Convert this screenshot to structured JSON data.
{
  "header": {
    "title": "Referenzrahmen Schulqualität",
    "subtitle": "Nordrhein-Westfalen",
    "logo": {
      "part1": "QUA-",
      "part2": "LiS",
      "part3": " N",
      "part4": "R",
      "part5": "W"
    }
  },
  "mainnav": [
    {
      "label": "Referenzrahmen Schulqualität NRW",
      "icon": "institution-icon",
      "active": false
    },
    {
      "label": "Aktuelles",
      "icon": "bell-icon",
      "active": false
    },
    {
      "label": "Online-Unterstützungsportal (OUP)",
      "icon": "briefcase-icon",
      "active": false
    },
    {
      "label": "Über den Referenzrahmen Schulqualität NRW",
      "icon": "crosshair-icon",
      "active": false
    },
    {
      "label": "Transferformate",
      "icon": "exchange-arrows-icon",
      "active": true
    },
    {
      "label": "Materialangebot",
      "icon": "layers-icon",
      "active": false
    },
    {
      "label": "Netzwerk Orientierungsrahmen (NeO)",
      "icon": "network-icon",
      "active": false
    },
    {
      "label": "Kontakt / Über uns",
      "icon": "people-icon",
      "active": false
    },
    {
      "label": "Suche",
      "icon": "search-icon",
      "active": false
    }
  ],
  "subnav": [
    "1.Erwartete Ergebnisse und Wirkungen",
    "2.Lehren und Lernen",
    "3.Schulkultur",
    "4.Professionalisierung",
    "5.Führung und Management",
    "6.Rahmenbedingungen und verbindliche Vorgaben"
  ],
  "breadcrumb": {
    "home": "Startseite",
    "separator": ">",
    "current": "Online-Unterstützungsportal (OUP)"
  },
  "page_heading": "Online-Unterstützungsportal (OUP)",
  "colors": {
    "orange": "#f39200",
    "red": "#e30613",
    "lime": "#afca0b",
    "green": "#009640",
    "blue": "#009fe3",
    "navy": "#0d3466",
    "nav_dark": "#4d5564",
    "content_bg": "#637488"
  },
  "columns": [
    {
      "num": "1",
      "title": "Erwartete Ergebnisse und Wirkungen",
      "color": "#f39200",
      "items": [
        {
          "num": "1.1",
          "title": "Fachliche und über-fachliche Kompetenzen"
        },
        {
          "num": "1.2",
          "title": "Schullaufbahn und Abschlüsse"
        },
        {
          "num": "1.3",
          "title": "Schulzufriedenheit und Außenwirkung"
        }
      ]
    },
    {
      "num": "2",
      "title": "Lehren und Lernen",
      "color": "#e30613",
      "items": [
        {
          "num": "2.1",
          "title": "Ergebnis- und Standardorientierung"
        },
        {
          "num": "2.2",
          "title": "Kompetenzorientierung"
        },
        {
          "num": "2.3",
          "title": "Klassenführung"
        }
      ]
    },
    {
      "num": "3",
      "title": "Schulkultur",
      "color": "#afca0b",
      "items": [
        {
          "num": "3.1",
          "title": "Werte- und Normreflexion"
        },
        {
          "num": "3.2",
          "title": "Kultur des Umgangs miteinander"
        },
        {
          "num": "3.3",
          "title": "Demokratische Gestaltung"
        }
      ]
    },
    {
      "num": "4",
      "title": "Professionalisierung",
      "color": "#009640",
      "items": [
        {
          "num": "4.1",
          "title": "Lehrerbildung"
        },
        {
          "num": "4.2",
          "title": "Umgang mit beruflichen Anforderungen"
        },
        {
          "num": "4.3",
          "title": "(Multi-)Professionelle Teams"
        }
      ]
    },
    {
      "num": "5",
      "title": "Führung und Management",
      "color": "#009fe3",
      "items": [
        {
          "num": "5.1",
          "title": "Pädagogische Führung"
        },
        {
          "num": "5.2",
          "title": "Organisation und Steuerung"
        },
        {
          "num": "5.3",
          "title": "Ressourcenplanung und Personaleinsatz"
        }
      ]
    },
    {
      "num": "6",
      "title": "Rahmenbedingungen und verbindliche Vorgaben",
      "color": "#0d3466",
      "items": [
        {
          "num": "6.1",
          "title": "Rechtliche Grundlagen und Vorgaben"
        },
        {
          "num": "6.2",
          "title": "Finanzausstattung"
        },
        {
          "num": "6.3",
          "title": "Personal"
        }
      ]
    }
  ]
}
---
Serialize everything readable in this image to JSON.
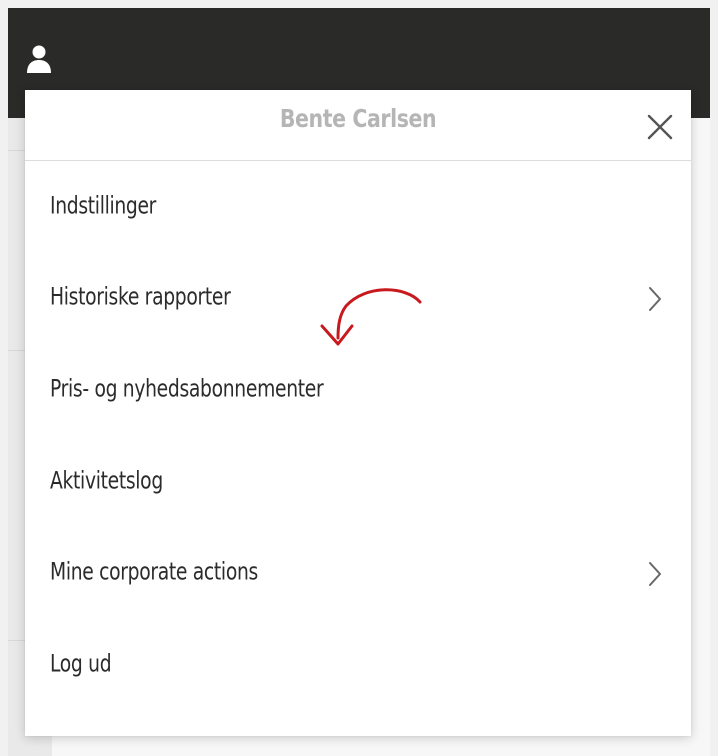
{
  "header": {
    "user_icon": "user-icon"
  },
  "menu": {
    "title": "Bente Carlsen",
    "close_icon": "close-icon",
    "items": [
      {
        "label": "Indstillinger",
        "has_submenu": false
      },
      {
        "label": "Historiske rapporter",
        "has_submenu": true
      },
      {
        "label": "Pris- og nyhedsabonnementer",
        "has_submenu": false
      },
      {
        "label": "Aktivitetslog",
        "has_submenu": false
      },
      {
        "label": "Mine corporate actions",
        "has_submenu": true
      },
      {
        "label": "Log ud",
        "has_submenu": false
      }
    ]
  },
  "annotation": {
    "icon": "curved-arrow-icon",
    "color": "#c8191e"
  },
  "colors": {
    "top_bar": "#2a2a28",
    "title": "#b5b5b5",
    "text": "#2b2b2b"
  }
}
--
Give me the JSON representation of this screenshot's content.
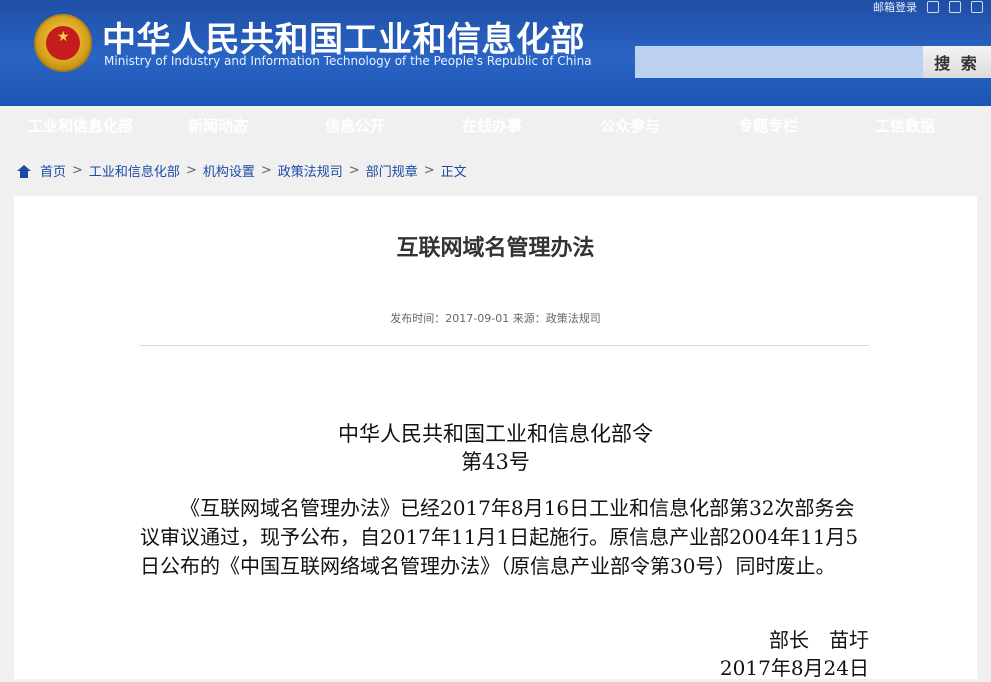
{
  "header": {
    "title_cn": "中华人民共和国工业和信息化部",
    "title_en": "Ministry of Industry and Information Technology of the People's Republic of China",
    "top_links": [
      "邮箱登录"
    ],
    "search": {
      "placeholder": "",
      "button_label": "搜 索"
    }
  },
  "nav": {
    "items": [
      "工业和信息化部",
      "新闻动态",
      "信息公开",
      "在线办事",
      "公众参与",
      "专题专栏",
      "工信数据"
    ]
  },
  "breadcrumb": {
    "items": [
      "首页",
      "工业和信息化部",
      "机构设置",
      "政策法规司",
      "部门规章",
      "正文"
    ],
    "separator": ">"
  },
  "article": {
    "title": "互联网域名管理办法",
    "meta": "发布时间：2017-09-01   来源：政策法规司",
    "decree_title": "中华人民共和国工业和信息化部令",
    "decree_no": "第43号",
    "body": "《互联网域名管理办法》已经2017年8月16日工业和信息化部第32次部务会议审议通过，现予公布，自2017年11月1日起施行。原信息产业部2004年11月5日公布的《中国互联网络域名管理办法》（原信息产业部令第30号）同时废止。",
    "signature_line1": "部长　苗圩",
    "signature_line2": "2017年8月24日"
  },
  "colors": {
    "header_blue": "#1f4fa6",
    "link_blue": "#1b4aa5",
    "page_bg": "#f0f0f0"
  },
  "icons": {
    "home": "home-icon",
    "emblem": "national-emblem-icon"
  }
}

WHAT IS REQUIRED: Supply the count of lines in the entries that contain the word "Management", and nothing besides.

EXERCISE RESPONSE: 2